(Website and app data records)
————

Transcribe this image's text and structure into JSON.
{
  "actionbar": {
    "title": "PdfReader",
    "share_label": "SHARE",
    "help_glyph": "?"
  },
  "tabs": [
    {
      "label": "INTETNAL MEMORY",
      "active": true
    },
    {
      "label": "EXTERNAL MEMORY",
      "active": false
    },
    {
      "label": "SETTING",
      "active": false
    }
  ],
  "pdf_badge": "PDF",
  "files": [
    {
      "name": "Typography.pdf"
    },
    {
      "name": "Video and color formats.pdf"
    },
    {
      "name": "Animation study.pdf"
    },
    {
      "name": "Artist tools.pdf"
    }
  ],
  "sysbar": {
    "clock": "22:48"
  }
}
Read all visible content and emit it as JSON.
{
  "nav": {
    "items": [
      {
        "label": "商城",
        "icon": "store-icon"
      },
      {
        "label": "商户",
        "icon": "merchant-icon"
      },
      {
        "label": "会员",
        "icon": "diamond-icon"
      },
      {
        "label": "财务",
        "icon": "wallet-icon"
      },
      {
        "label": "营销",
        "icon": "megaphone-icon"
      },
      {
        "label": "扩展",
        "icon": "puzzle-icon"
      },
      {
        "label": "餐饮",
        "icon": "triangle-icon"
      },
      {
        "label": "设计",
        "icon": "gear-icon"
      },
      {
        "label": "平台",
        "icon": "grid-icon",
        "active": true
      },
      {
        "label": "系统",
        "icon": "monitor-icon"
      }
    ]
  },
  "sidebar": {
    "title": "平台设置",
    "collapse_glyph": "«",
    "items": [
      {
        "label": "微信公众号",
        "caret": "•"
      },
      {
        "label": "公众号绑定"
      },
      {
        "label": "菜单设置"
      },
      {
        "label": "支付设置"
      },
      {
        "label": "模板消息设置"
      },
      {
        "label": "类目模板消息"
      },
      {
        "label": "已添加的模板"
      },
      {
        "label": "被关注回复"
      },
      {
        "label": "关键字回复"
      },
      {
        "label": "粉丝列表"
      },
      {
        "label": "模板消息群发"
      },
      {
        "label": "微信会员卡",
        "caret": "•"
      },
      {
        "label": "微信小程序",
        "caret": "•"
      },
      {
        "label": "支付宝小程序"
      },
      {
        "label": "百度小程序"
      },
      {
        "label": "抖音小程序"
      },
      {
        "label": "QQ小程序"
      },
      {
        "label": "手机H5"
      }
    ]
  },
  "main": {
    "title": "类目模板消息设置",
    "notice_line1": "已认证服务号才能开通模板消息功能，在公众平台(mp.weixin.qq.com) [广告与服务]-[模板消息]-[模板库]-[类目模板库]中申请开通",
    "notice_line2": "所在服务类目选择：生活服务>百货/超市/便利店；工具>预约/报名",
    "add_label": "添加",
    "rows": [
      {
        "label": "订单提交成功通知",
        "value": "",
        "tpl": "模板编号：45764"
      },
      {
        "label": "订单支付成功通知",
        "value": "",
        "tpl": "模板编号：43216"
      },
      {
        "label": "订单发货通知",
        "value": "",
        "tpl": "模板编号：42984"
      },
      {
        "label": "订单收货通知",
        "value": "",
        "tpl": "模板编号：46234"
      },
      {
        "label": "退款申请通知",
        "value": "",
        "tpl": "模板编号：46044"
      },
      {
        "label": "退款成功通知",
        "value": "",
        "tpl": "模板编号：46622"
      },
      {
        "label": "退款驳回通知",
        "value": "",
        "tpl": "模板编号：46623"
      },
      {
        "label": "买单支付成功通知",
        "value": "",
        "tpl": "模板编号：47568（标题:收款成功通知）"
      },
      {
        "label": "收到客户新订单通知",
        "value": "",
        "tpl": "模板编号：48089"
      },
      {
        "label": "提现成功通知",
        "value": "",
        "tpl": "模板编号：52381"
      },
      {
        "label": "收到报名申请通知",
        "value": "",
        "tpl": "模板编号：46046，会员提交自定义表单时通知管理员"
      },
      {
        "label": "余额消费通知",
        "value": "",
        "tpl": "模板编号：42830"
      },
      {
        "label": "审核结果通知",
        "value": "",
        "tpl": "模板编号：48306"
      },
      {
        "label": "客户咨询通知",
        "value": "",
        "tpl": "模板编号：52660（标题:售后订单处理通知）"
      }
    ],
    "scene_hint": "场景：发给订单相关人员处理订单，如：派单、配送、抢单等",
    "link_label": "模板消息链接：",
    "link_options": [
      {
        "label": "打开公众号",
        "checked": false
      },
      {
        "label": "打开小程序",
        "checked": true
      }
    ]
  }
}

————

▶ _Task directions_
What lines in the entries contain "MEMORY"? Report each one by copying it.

▶ _Answer to this exercise_
      "label": "INTETNAL MEMORY",
      "label": "EXTERNAL MEMORY",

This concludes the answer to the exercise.